But who wants to grow hair out the ears!? I mean seriously. And where does the long nose hair really end. Why must speech slow down like knees? And why do I need glasses now? For the longest while I just thought, you know, “something was in my eye.” You want to know what was in my eye, a prescription, but I couldn’t read it. Life is one big catch 22, and rightfully so, it is how it makes you reach for and remember community, the people you age with and need. This knowing that 100 years from now, none of us will be here, makes you search for others that “get it” the older you get. What to do with this feeling of having a longer story than the younger ones want to listen to? Cherished eternal elder of elders, can you teach me?
In April of this year, our EIC community lost a very special soul that “got it,” and though suffering through each stage of cancer as we painfully watched, she made time to share long stories, and she made time to laugh full and deep. Sometimes all we would have to do is look at each other, and the comedy of whatever the situation was, was instantly communicated. And isn’t that what community is, that someone once a stranger, can become long lost family you can share wordless laughter and love with. That though temporary, life gives us these gems of memory to hold on to, these reasons to enjoy each breath we take. Reasons to reconnect with those we’ve stayed away from for far too long. It is as if we like to pretend that we are in these incarnations forever, and that delicious delusion, eases the gentle prick of each seconds permanent passing. We know we are leaving. We must make the time to see each other.

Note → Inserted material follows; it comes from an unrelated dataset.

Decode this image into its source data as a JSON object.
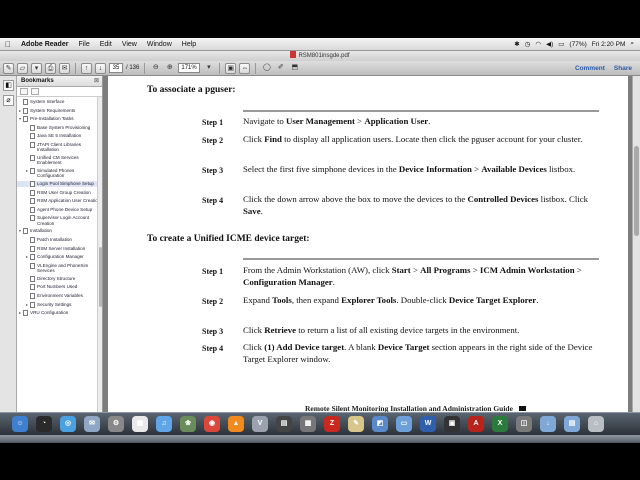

Blessed are those who notice the moments when time slows down for a window of miracle to be made manifest. Being allowed to say goodbye at the right moment, is a miracle. As she lay on her death bed, we sang a healing icaro together in the hospital one last time, we laughed together, the final laugh, the laugh that hides tears, but is still so sweet. I kissed her gently on her head, and whispered I love you in her ear. As I looked back one last time before heading to the airport to catch my flight back to Peru, I knew it was my last time seeing my friend alive. From that moment I have learned a few things, humor can never have a terminal illness, and like the beautiful soul light of my dear friend, mother to our medicine circles, a sense of humor doesn’t die.
This post was written in loving memory of Karina Rivera. Thank you for becoming a guardian, a guiding spirit, an ancestor. Thank you for being a most wonderful friend. The soothing sound of your joyous laughter, fills my heart today.